“The tariff gives cover for all domestic producers to raise their price, up to the limit of the tariff,” says Peter Rodriguez, dean of the Jesse H. Jones Graduate School of Business at Rice University. “And in doing so, they become more profitable. They perhaps expand operations. That's the positive side.”
If so, that sounds good, right? The problem is the likely scenario of higher prices for everyone.
“The logic of a trade war is that everybody loses,” Rodriguez says. “It's not likely that we're going to see any victories on either side here.”
Ja-Mar Roofing in Buda has been putting metal roofs on Austin-area homes for a few decades now.
“Metal has been a very stable commodity for most of my time in the roofing business, as opposed to asphalt shingles, which have been very volatile,” its president, David Phillips, says.

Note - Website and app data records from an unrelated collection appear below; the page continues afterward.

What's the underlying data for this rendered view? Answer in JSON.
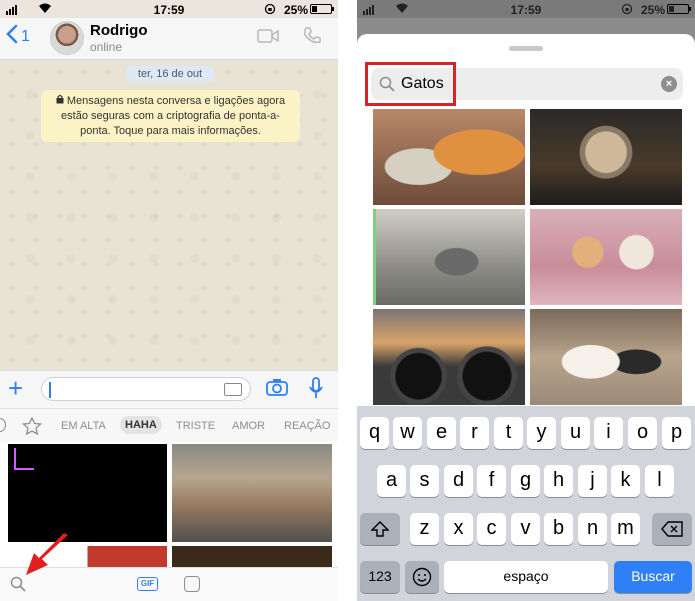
{
  "left": {
    "status": {
      "time": "17:59",
      "battery": "25%"
    },
    "header": {
      "back_count": "1",
      "name": "Rodrigo",
      "status": "online"
    },
    "chat": {
      "date": "ter, 16 de out",
      "encryption_notice": "Mensagens nesta conversa e ligações agora estão seguras com a criptografia de ponta-a-ponta. Toque para mais informações."
    },
    "tabs": [
      "EM ALTA",
      "HAHA",
      "TRISTE",
      "AMOR",
      "REAÇÃO"
    ],
    "active_tab": "HAHA",
    "bottom_bar": {
      "gif_label": "GIF"
    },
    "icons": [
      "back-chevron-icon",
      "video-call-icon",
      "phone-call-icon",
      "plus-icon",
      "keyboard-icon",
      "camera-icon",
      "microphone-icon",
      "star-icon",
      "search-icon",
      "sticker-icon",
      "red-arrow-icon"
    ]
  },
  "right": {
    "status": {
      "time": "17:59",
      "battery": "25%"
    },
    "search": {
      "query": "Gatos"
    },
    "highlight_color": "#d7232a",
    "keyboard": {
      "row1": [
        "q",
        "w",
        "e",
        "r",
        "t",
        "y",
        "u",
        "i",
        "o",
        "p"
      ],
      "row2": [
        "a",
        "s",
        "d",
        "f",
        "g",
        "h",
        "j",
        "k",
        "l"
      ],
      "row3": [
        "z",
        "x",
        "c",
        "v",
        "b",
        "n",
        "m"
      ],
      "numbers_key": "123",
      "space_key": "espaço",
      "go_key": "Buscar"
    }
  },
  "colors": {
    "accent": "#2f7ff6",
    "notice_bg": "#fbf3c5",
    "chat_bg": "#e9e3d6"
  }
}
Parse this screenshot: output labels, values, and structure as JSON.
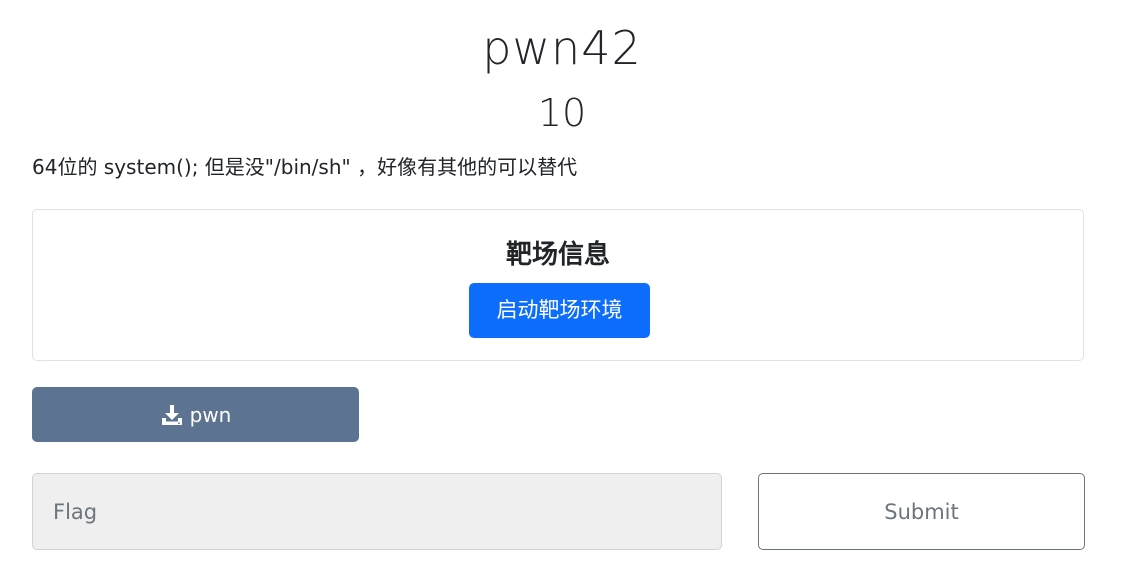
{
  "challenge": {
    "name": "pwn42",
    "value": "10",
    "description": "64位的 system(); 但是没\"/bin/sh\" ，好像有其他的可以替代"
  },
  "target_info": {
    "title": "靶场信息",
    "start_button_label": "启动靶场环境"
  },
  "download": {
    "icon": "download-icon",
    "label": "pwn"
  },
  "flag_form": {
    "placeholder": "Flag",
    "value": "",
    "submit_label": "Submit"
  },
  "colors": {
    "primary": "#0d6efd",
    "download_button": "#5c7391",
    "input_background": "#efefef",
    "submit_border": "#6c757d"
  }
}
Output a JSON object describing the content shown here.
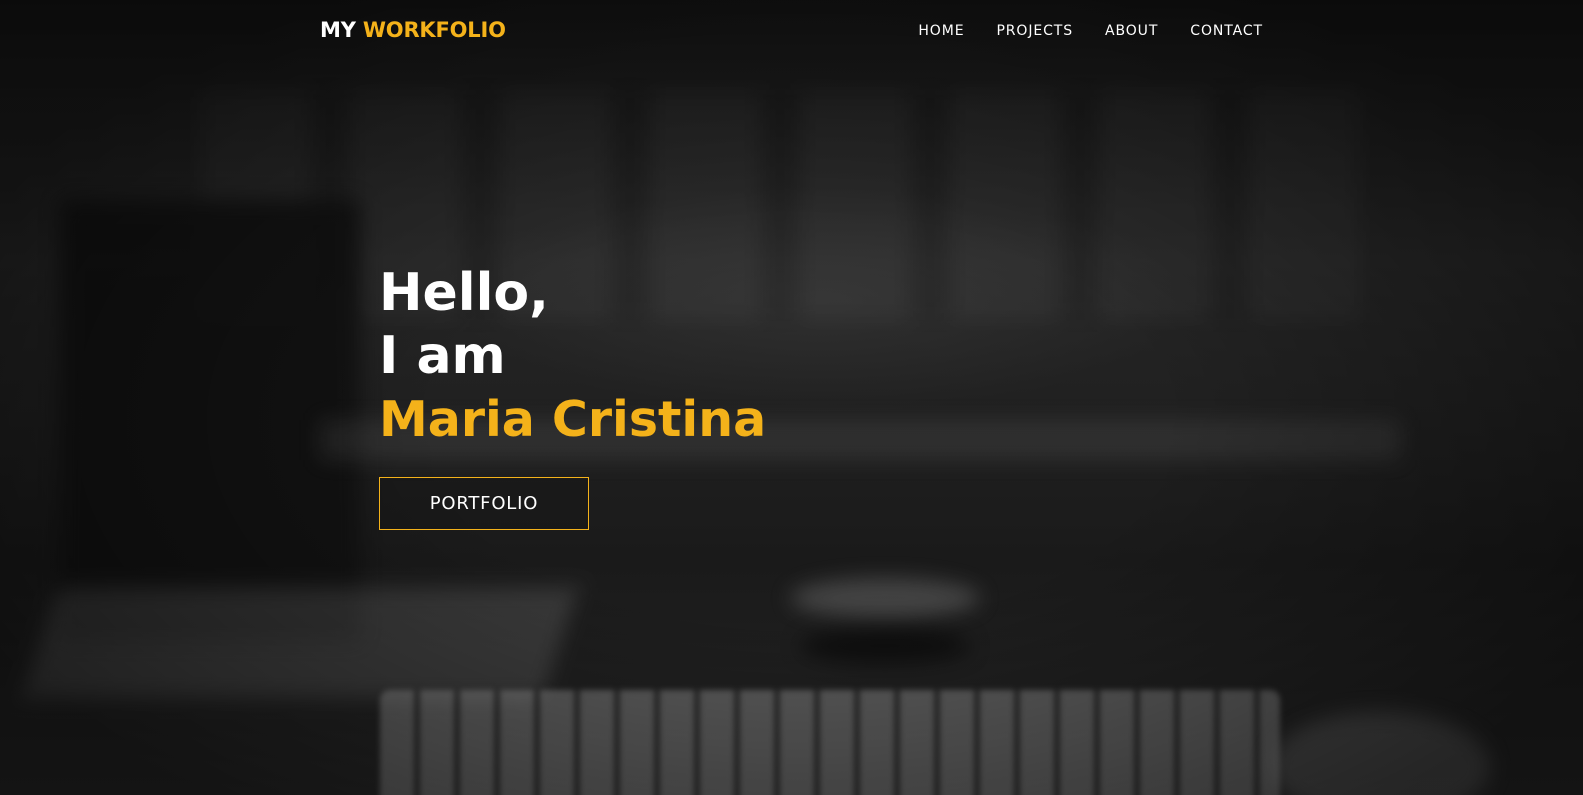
{
  "header": {
    "brand_primary": "MY",
    "brand_accent": "WORKFOLIO",
    "nav": [
      {
        "label": "HOME"
      },
      {
        "label": "PROJECTS"
      },
      {
        "label": "ABOUT"
      },
      {
        "label": "CONTACT"
      }
    ]
  },
  "hero": {
    "line1": "Hello,",
    "line2": "I am",
    "name": "Maria Cristina",
    "button_label": "PORTFOLIO"
  },
  "colors": {
    "accent": "#f4b21a",
    "text": "#ffffff",
    "background": "#1b1b1b"
  }
}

His relationship with suppliers helped stave off some price shocks, but that time has run out.
“Our suppliers were holding their pricing for orders that were in place,” he says. “And then after certain dates, they were taking the increase on and passing it through to us.”
That means Ja-Mar has had to increase its prices. That's sometimes difficult to convey, Phillips said, so now he's redoubled his efforts with his sales staff.
“The investment has always been significant to put a metal roof on a home, but now we're trying to just really convey the benefits and the advantages of metal, so that price is a little more easily taken on,” he said.
Phillips is optimistic. He's ridden out price hikes with his other materials and believes the metal market will level off eventually.
Fuller is a little more cautious.
“The market is going to correct itself in some way, somehow,” he said. “And whether that is a reduction in manufacturing, which forces us to relook at these tariffs, or whether it's high prices for everything, so, we're just – I'm not sure exactly how that's going to pan out. I don't think anyone really knows. But it's going to be a little bit of a ride here.”